● **What the exercise asks**: In the data that follows, count each line holding the string "JSON"; answer with the number only.

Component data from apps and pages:
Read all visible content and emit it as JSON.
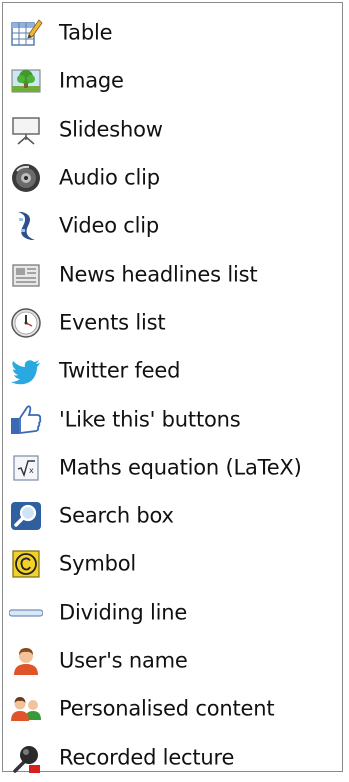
{
  "menu": {
    "items": [
      {
        "label": "Table",
        "icon": "table-icon"
      },
      {
        "label": "Image",
        "icon": "image-icon"
      },
      {
        "label": "Slideshow",
        "icon": "slideshow-icon"
      },
      {
        "label": "Audio clip",
        "icon": "audio-icon"
      },
      {
        "label": "Video clip",
        "icon": "video-icon"
      },
      {
        "label": "News headlines list",
        "icon": "news-icon"
      },
      {
        "label": "Events list",
        "icon": "clock-icon"
      },
      {
        "label": "Twitter feed",
        "icon": "twitter-bird-icon"
      },
      {
        "label": "'Like this' buttons",
        "icon": "thumbs-up-icon"
      },
      {
        "label": "Maths equation (LaTeX)",
        "icon": "equation-icon"
      },
      {
        "label": "Search box",
        "icon": "search-icon"
      },
      {
        "label": "Symbol",
        "icon": "copyright-symbol-icon"
      },
      {
        "label": "Dividing line",
        "icon": "dividing-line-icon"
      },
      {
        "label": "User's name",
        "icon": "user-icon"
      },
      {
        "label": "Personalised content",
        "icon": "users-group-icon"
      },
      {
        "label": "Recorded lecture",
        "icon": "microphone-icon"
      }
    ]
  },
  "colors": {
    "border": "#8a8a8a",
    "text": "#111111",
    "twitter_blue": "#2aa9e0",
    "thumb_blue": "#3b6ab5",
    "symbol_yellow": "#f2d22a"
  }
}
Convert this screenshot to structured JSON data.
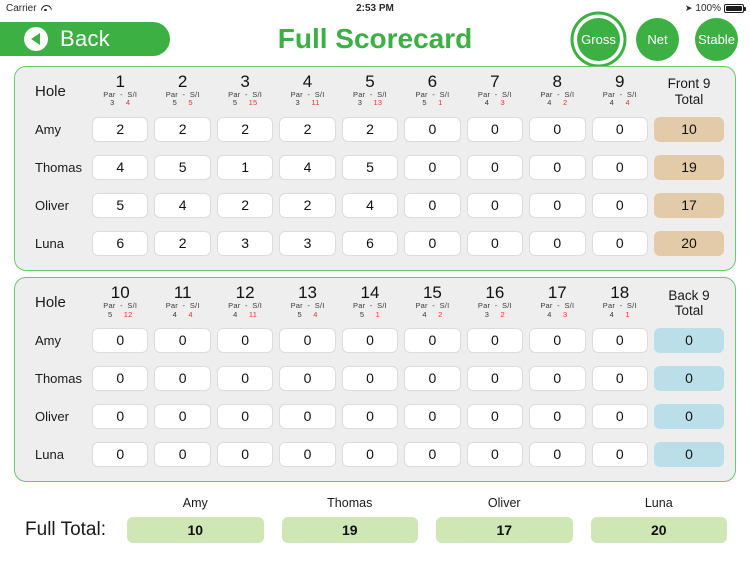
{
  "status_bar": {
    "carrier": "Carrier",
    "wifi_icon": "wifi-icon",
    "time": "2:53 PM",
    "location_icon": "location-arrow-icon",
    "battery_percent": "100%",
    "battery_icon": "battery-full-icon"
  },
  "nav": {
    "back_label": "Back",
    "back_icon": "chevron-left-circle-icon",
    "title": "Full Scorecard",
    "modes": [
      {
        "label": "Gross",
        "active": true
      },
      {
        "label": "Net",
        "active": false
      },
      {
        "label": "Stable",
        "active": false
      }
    ]
  },
  "theme": {
    "green": "#3cb043",
    "card_border": "#68c96f",
    "card_bg": "#eeeeee",
    "front_total_bg": "#e3caa8",
    "back_total_bg": "#bbdfe8",
    "full_total_bg": "#cfe6b5",
    "si_red": "#e03b2f"
  },
  "labels": {
    "hole": "Hole",
    "par_si": "Par  -  S/I",
    "par_text": "Par",
    "dash": "-",
    "si_text": "S/I",
    "full_total": "Full Total:"
  },
  "front_nine": {
    "total_header_line1": "Front 9",
    "total_header_line2": "Total",
    "holes": [
      {
        "number": "1",
        "par": "3",
        "si": "4"
      },
      {
        "number": "2",
        "par": "5",
        "si": "5"
      },
      {
        "number": "3",
        "par": "5",
        "si": "15"
      },
      {
        "number": "4",
        "par": "3",
        "si": "11"
      },
      {
        "number": "5",
        "par": "3",
        "si": "13"
      },
      {
        "number": "6",
        "par": "5",
        "si": "1"
      },
      {
        "number": "7",
        "par": "4",
        "si": "3"
      },
      {
        "number": "8",
        "par": "4",
        "si": "2"
      },
      {
        "number": "9",
        "par": "4",
        "si": "4"
      }
    ],
    "rows": [
      {
        "player": "Amy",
        "scores": [
          "2",
          "2",
          "2",
          "2",
          "2",
          "0",
          "0",
          "0",
          "0"
        ],
        "total": "10"
      },
      {
        "player": "Thomas",
        "scores": [
          "4",
          "5",
          "1",
          "4",
          "5",
          "0",
          "0",
          "0",
          "0"
        ],
        "total": "19"
      },
      {
        "player": "Oliver",
        "scores": [
          "5",
          "4",
          "2",
          "2",
          "4",
          "0",
          "0",
          "0",
          "0"
        ],
        "total": "17"
      },
      {
        "player": "Luna",
        "scores": [
          "6",
          "2",
          "3",
          "3",
          "6",
          "0",
          "0",
          "0",
          "0"
        ],
        "total": "20"
      }
    ]
  },
  "back_nine": {
    "total_header_line1": "Back 9",
    "total_header_line2": "Total",
    "holes": [
      {
        "number": "10",
        "par": "5",
        "si": "12"
      },
      {
        "number": "11",
        "par": "4",
        "si": "4"
      },
      {
        "number": "12",
        "par": "4",
        "si": "11"
      },
      {
        "number": "13",
        "par": "5",
        "si": "4"
      },
      {
        "number": "14",
        "par": "5",
        "si": "1"
      },
      {
        "number": "15",
        "par": "4",
        "si": "2"
      },
      {
        "number": "16",
        "par": "3",
        "si": "2"
      },
      {
        "number": "17",
        "par": "4",
        "si": "3"
      },
      {
        "number": "18",
        "par": "4",
        "si": "1"
      }
    ],
    "rows": [
      {
        "player": "Amy",
        "scores": [
          "0",
          "0",
          "0",
          "0",
          "0",
          "0",
          "0",
          "0",
          "0"
        ],
        "total": "0"
      },
      {
        "player": "Thomas",
        "scores": [
          "0",
          "0",
          "0",
          "0",
          "0",
          "0",
          "0",
          "0",
          "0"
        ],
        "total": "0"
      },
      {
        "player": "Oliver",
        "scores": [
          "0",
          "0",
          "0",
          "0",
          "0",
          "0",
          "0",
          "0",
          "0"
        ],
        "total": "0"
      },
      {
        "player": "Luna",
        "scores": [
          "0",
          "0",
          "0",
          "0",
          "0",
          "0",
          "0",
          "0",
          "0"
        ],
        "total": "0"
      }
    ]
  },
  "footer": {
    "label": "Full Total:",
    "totals": [
      {
        "player": "Amy",
        "value": "10"
      },
      {
        "player": "Thomas",
        "value": "19"
      },
      {
        "player": "Oliver",
        "value": "17"
      },
      {
        "player": "Luna",
        "value": "20"
      }
    ]
  }
}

● **Reply to the task**: 2